* TASK REQUIREMENTS *
Each line below should be copied exactly as it stands.

* DATA TO EXAMINE *
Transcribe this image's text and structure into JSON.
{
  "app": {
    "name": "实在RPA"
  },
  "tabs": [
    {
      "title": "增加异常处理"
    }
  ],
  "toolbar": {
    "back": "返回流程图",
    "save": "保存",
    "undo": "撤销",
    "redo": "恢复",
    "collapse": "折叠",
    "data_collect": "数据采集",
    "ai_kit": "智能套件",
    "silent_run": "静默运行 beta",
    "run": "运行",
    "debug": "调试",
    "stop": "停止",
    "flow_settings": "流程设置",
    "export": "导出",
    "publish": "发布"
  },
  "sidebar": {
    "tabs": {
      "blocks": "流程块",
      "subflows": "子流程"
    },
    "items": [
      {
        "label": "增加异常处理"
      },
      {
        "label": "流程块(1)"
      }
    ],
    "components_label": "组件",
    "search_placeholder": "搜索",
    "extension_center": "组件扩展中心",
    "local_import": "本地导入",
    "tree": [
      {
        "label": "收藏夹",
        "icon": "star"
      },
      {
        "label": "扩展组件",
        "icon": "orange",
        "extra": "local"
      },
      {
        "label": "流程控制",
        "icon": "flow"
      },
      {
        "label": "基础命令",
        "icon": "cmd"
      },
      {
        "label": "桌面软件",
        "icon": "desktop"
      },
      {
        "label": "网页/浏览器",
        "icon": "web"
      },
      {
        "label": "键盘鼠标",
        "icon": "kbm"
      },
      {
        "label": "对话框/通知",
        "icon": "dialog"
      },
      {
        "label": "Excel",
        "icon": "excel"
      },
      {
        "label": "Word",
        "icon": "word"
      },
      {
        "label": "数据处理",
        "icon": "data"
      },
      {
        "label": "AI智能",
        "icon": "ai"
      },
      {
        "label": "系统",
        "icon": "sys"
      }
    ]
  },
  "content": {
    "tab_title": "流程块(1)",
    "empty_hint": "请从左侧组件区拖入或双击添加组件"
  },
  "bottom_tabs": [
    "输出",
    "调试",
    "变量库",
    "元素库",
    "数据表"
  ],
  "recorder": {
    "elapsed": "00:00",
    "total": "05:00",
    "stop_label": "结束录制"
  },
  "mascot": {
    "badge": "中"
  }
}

* FINISHED TASK *
Transcribe this image's text and structure into JSON.
{
  "app": {
    "name": "实在RPA"
  },
  "tabs": [
    {
      "title": "增加异常处理"
    }
  ],
  "toolbar": {
    "back": "返回流程图",
    "save": "保存",
    "undo": "撤销",
    "redo": "恢复",
    "collapse": "折叠",
    "data_collect": "数据采集",
    "ai_kit": "智能套件",
    "silent_run": "静默运行 beta",
    "run": "运行",
    "debug": "调试",
    "stop": "停止",
    "flow_settings": "流程设置",
    "export": "导出",
    "publish": "发布"
  },
  "sidebar": {
    "tabs": {
      "blocks": "流程块",
      "subflows": "子流程"
    },
    "items": [
      {
        "label": "增加异常处理"
      },
      {
        "label": "流程块(1)"
      }
    ],
    "components_label": "组件",
    "search_placeholder": "搜索",
    "extension_center": "组件扩展中心",
    "local_import": "本地导入",
    "tree": [
      {
        "label": "收藏夹",
        "icon": "star"
      },
      {
        "label": "扩展组件",
        "icon": "orange",
        "extra": "local"
      },
      {
        "label": "流程控制",
        "icon": "flow"
      },
      {
        "label": "基础命令",
        "icon": "cmd"
      },
      {
        "label": "桌面软件",
        "icon": "desktop"
      },
      {
        "label": "网页/浏览器",
        "icon": "web"
      },
      {
        "label": "键盘鼠标",
        "icon": "kbm"
      },
      {
        "label": "对话框/通知",
        "icon": "dialog"
      },
      {
        "label": "Excel",
        "icon": "excel"
      },
      {
        "label": "Word",
        "icon": "word"
      },
      {
        "label": "数据处理",
        "icon": "data"
      },
      {
        "label": "AI智能",
        "icon": "ai"
      },
      {
        "label": "系统",
        "icon": "sys"
      }
    ]
  },
  "content": {
    "tab_title": "流程块(1)",
    "empty_hint": "请从左侧组件区拖入或双击添加组件"
  },
  "bottom_tabs": [
    "输出",
    "调试",
    "变量库",
    "元素库",
    "数据表"
  ],
  "recorder": {
    "elapsed": "00:00",
    "total": "05:00",
    "stop_label": "结束录制"
  },
  "mascot": {
    "badge": "中"
  }
}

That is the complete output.